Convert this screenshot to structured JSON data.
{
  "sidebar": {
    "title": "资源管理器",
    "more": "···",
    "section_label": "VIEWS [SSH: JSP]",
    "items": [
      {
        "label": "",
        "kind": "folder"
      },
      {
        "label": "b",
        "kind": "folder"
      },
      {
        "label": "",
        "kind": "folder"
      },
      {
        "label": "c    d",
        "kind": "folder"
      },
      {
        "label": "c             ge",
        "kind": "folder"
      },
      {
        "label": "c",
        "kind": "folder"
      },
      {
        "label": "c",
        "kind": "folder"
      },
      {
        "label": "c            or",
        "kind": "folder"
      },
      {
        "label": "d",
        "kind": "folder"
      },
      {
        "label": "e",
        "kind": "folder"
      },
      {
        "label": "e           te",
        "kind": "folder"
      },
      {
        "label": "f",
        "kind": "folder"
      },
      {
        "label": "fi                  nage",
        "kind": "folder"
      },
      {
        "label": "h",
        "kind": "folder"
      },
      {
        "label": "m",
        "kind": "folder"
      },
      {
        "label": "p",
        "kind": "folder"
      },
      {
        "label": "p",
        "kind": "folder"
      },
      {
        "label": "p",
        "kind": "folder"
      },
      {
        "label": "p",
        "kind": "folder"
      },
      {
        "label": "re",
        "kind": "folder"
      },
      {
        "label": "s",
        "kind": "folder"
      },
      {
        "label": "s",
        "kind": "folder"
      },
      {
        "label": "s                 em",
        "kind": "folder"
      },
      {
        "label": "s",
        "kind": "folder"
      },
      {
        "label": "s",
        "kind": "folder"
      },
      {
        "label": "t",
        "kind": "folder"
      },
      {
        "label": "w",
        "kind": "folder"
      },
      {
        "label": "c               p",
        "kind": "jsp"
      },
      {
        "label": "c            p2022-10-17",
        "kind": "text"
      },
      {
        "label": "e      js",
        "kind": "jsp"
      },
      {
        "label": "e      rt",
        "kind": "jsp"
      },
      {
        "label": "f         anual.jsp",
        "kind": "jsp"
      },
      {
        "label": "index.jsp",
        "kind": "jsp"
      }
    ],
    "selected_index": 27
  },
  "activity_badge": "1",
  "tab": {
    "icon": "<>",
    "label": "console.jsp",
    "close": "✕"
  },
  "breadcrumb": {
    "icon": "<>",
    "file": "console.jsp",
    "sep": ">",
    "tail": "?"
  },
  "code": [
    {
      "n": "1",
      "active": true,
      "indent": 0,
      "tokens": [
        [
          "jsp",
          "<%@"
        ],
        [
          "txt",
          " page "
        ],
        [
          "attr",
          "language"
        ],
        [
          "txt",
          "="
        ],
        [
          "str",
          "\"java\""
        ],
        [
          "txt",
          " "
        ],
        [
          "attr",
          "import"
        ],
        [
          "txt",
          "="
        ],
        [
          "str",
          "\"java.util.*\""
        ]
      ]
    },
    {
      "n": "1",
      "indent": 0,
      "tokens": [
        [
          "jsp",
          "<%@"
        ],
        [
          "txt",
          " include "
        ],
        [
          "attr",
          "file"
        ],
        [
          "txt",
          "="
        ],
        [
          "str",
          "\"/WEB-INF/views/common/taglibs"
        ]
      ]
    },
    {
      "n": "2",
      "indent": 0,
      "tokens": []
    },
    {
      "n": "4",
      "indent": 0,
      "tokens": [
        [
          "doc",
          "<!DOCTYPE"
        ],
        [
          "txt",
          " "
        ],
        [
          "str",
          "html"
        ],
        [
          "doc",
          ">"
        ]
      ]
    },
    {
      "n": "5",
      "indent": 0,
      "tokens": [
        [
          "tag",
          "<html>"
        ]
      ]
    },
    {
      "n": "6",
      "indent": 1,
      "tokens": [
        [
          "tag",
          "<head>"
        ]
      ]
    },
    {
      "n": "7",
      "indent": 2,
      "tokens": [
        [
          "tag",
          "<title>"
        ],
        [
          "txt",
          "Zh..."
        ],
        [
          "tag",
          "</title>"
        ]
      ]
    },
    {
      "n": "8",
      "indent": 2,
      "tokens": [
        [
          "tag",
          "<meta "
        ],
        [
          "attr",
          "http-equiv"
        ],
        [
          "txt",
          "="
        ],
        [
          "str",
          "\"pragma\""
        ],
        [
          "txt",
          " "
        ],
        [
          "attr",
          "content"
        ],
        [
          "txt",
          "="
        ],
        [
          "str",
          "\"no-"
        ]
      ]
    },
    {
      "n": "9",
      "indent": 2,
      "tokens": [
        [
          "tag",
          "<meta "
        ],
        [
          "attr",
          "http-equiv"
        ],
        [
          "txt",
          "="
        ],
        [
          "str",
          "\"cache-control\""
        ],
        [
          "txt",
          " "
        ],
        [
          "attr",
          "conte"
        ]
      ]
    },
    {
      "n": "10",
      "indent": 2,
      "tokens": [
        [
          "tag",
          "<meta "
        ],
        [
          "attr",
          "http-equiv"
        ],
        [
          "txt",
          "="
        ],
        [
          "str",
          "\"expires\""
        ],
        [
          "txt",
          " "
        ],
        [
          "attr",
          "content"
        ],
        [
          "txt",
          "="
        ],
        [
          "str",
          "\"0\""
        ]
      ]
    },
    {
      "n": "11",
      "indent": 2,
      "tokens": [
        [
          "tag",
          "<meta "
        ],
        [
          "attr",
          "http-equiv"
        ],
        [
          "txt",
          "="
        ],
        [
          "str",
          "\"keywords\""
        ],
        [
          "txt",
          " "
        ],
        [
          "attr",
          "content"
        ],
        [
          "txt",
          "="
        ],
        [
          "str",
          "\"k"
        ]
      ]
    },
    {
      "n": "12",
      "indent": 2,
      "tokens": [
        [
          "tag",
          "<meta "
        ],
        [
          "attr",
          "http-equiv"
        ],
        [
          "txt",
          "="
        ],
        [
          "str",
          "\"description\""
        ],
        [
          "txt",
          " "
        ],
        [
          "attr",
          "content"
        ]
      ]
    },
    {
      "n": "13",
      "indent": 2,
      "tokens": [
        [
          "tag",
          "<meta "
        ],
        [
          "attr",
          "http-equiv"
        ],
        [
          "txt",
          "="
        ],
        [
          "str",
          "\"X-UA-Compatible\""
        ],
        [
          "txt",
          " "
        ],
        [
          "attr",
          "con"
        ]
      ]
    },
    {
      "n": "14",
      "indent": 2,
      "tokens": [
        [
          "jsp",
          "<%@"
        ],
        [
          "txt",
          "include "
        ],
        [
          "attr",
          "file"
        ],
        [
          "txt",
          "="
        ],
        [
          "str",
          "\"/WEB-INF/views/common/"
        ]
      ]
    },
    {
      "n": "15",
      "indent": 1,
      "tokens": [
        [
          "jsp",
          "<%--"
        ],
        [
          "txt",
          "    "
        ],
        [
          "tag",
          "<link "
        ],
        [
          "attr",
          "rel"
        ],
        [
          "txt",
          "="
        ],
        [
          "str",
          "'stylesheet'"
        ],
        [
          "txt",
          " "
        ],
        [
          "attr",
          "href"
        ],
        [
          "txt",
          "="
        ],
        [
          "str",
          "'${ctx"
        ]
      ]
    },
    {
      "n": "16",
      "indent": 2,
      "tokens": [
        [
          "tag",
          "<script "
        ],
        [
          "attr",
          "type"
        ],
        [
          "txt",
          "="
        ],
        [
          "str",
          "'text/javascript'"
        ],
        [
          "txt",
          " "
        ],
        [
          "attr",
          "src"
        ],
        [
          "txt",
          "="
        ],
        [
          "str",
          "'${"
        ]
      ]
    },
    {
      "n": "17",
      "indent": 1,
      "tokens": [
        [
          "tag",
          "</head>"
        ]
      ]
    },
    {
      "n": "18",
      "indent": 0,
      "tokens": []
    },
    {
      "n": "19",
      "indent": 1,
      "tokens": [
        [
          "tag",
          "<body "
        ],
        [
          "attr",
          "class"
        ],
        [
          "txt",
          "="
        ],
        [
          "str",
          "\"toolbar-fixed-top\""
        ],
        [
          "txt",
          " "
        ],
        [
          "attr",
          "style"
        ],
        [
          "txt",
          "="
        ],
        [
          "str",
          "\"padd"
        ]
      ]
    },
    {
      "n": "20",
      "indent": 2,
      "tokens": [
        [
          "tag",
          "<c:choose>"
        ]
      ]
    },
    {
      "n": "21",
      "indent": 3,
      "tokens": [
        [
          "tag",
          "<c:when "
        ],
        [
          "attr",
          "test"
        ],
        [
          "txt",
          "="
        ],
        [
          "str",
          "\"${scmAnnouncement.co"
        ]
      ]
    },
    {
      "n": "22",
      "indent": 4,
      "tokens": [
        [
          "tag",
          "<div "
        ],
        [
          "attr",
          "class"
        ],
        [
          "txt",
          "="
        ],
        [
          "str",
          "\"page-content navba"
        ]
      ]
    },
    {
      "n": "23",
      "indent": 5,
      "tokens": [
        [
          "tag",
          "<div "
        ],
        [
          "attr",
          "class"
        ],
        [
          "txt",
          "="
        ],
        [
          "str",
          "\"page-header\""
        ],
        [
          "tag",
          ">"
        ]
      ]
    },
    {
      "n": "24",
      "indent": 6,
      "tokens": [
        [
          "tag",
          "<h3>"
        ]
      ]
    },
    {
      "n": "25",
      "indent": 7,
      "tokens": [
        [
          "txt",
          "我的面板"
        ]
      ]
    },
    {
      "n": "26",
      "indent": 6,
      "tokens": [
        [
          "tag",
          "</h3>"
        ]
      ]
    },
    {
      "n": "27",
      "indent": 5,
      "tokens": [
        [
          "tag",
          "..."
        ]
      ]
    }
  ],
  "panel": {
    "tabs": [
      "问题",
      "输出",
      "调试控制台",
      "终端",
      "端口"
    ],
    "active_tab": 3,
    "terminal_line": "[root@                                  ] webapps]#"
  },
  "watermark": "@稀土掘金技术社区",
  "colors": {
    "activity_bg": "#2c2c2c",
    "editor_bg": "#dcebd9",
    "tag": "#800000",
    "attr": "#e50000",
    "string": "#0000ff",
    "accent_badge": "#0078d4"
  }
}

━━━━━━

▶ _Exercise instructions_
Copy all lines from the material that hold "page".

▶ _Answer section_
          " page "
          "\"page-content navba"
          "\"page-header\""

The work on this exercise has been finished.